The world bodypainting festival_2014

The world bodypainting festival – in pictures

The 17th annual world bodypainting festival has taken place in Pörtschach, Austria. Thousands of visitors arrived to observe the bodypainting work of artists from 47 different countries on the theme of Pop Art. 
The Guardian, Monday 7 July 2014

The world bodypainting festival has taken place since 1998 and calls itself
The world bodypainting festival has taken place since 1998 and calls itself "the most colourful event in the world".
This year, the festival took place from 29 June to 3 July.
This year, the festival took place from 29 June to 3 July.
A highlight of the festival is
A highlight of the festival is "bodypaint city" where many models painted head-to-toe can be seen walking around.
The festival this year was sponsored by Canon, a large manufacturer of cameras and camera equipment.
The festival this year was sponsored by Canon, a large manufacturer of cameras and camera equipment.
A model poses at the world bodypainting festival, 5 July 2014.
A model poses at the world bodypainting festival, 5 July 2014.
A model poses at the world bodypainting festival, 5 July 2014.
A model poses at the world bodypainting festival, 5 July 2014.
A model poses at the world bodypainting festival, 5 July 2014.
A model poses at the world bodypainting festival, 5 July 2014.
A model poses at the world bodypainting festival, 5 July 2014.
A model poses at the world bodypainting festival, 5 July 2014.
A model poses as the Statue of Liberty at the world bodypainting festival, 5 July 2014.
A model poses as the Statue of Liberty at the world bodypainting festival, 5 July 2014.

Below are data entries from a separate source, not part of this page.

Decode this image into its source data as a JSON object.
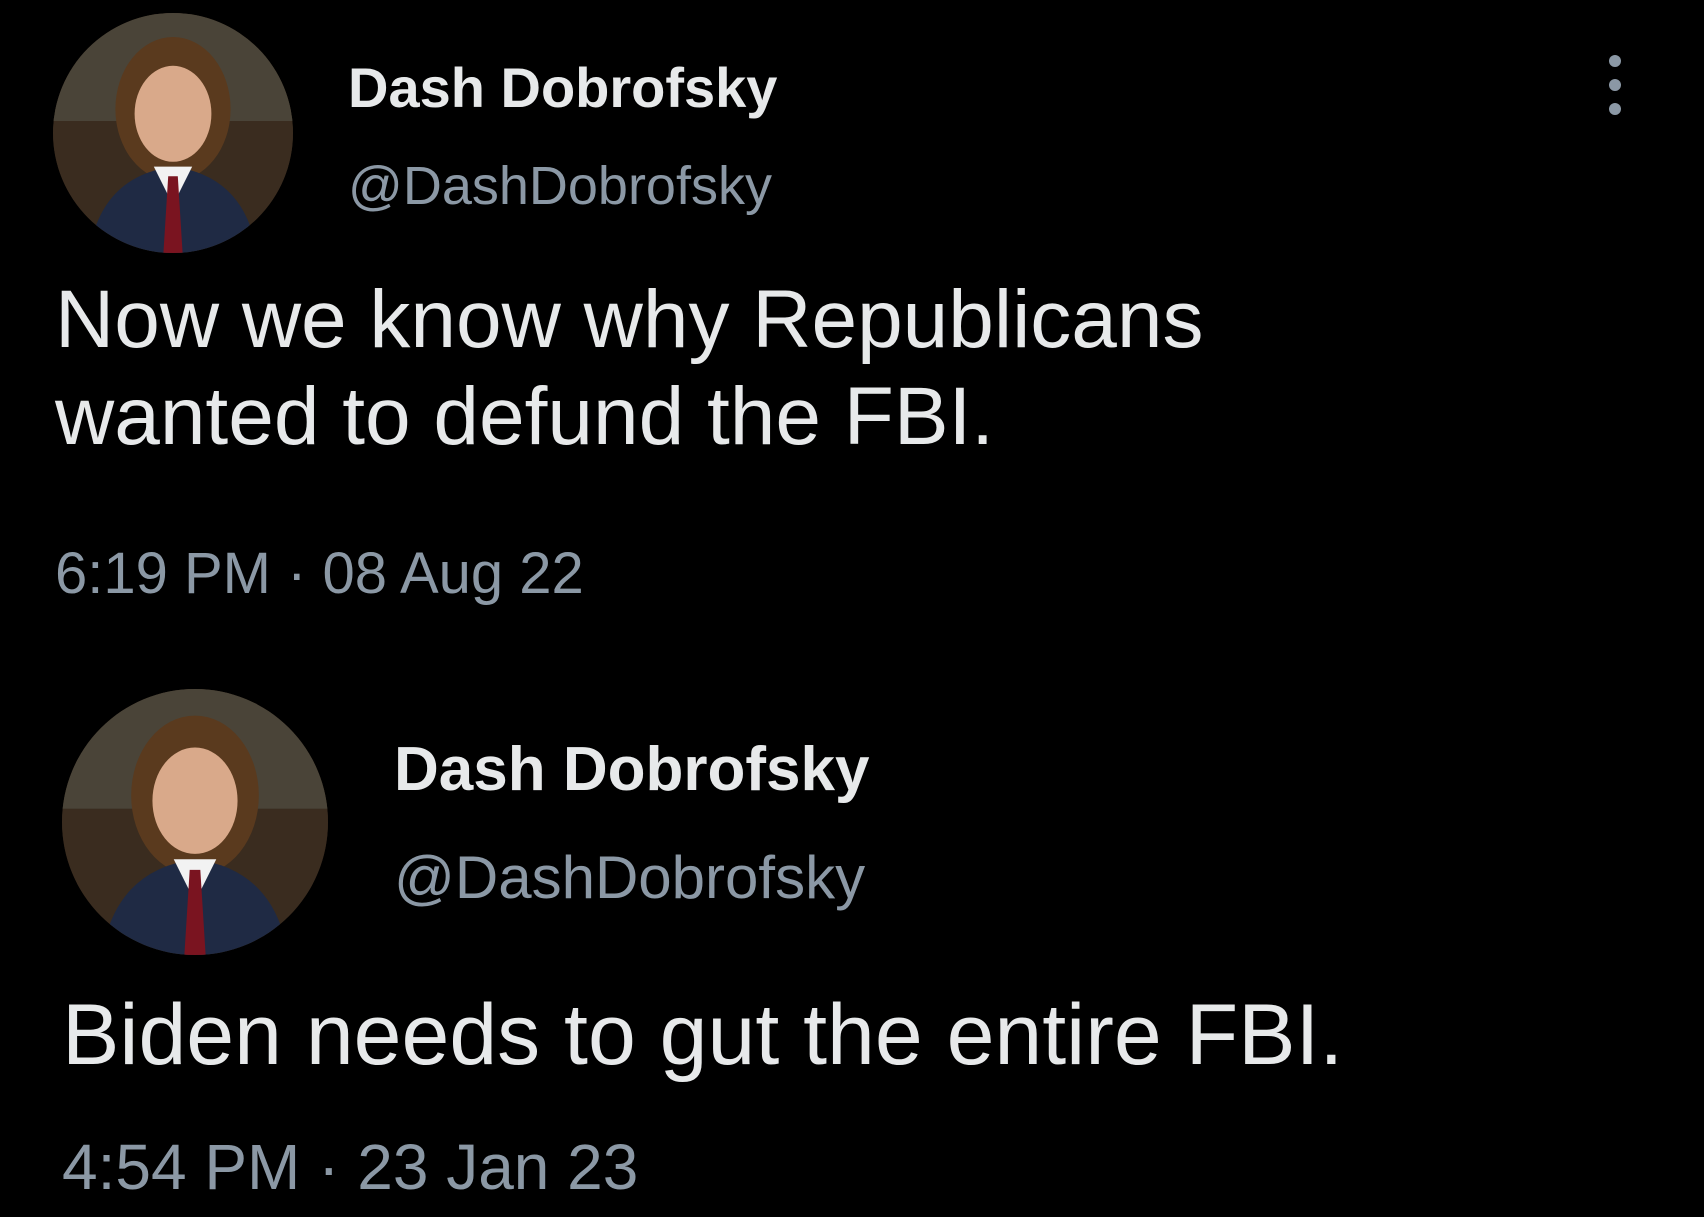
{
  "tweets": [
    {
      "author": {
        "display_name": "Dash Dobrofsky",
        "handle": "@DashDobrofsky",
        "avatar_icon": "profile-photo"
      },
      "text_lines": [
        "Now we know why Republicans",
        "wanted to defund the FBI."
      ],
      "timestamp": "6:19 PM · 08 Aug 22",
      "more_icon": "more-vertical-icon"
    },
    {
      "author": {
        "display_name": "Dash Dobrofsky",
        "handle": "@DashDobrofsky",
        "avatar_icon": "profile-photo"
      },
      "text_lines": [
        "Biden needs to gut the entire FBI."
      ],
      "timestamp": "4:54 PM · 23 Jan 23"
    }
  ],
  "colors": {
    "background": "#000000",
    "primary_text": "#e7e9ea",
    "secondary_text": "#8b98a5"
  }
}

The artists compete in many categories such as sponge, brush, and special effects.
The artists compete in many categories such as sponge, brush, and special effects.
The week-long festival consists of a number of workshops and events.

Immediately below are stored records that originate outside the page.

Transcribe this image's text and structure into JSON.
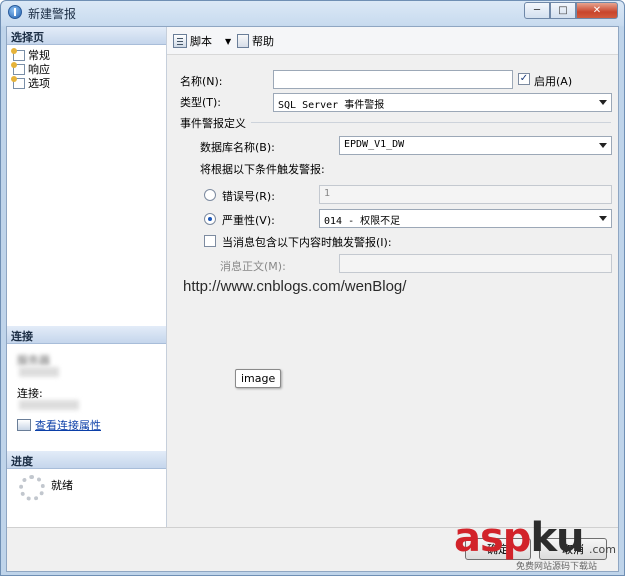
{
  "window": {
    "title": "新建警报",
    "controls": {
      "minimize": "─",
      "maximize": "□",
      "close": "✕"
    }
  },
  "left_pane": {
    "select_page_header": "选择页",
    "pages": [
      {
        "label": "常规",
        "icon": "page-icon"
      },
      {
        "label": "响应",
        "icon": "page-icon"
      },
      {
        "label": "选项",
        "icon": "page-icon"
      }
    ],
    "connection_header": "连接",
    "server_label": "服务器",
    "connection_label": "连接:",
    "view_connection_props": "查看连接属性",
    "progress_header": "进度",
    "progress_status": "就绪"
  },
  "toolbar": {
    "script_label": "脚本",
    "help_label": "帮助"
  },
  "form": {
    "name_label": "名称(N):",
    "name_value": "",
    "enable_label": "启用(A)",
    "enable_checked": true,
    "type_label": "类型(T):",
    "type_value": "SQL Server 事件警报",
    "section_title": "事件警报定义",
    "db_name_label": "数据库名称(B):",
    "db_name_value": "EPDW_V1_DW",
    "trigger_text": "将根据以下条件触发警报:",
    "error_number_label": "错误号(R):",
    "error_number_value": "1",
    "severity_label": "严重性(V):",
    "severity_value": "014 - 权限不足",
    "severity_selected": true,
    "message_contains_label": "当消息包含以下内容时触发警报(I):",
    "message_contains_checked": false,
    "message_text_label": "消息正文(M):",
    "message_text_value": ""
  },
  "overlay": {
    "url_watermark": "http://www.cnblogs.com/wenBlog/",
    "tooltip": "image"
  },
  "footer": {
    "ok_label": "确定",
    "cancel_label": "取消"
  },
  "logo": {
    "brand_red": "asp",
    "brand_dark": "ku",
    "domain_suffix": ".com",
    "tagline": "免费网站源码下载站",
    "red": "#d2232a"
  }
}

The week-long festival consists of a number of workshops and events.
A model poses for an award in the fluorescent category.
A model poses for an award in the fluorescent category.
There is a contest held at night for work using the effects of UV paint.
There is a contest held at night for work using the effects of UV paint.
A model poses at the world bodypainting festival, 5 July 2014.
A model poses at the world bodypainting festival, 5 July 2014.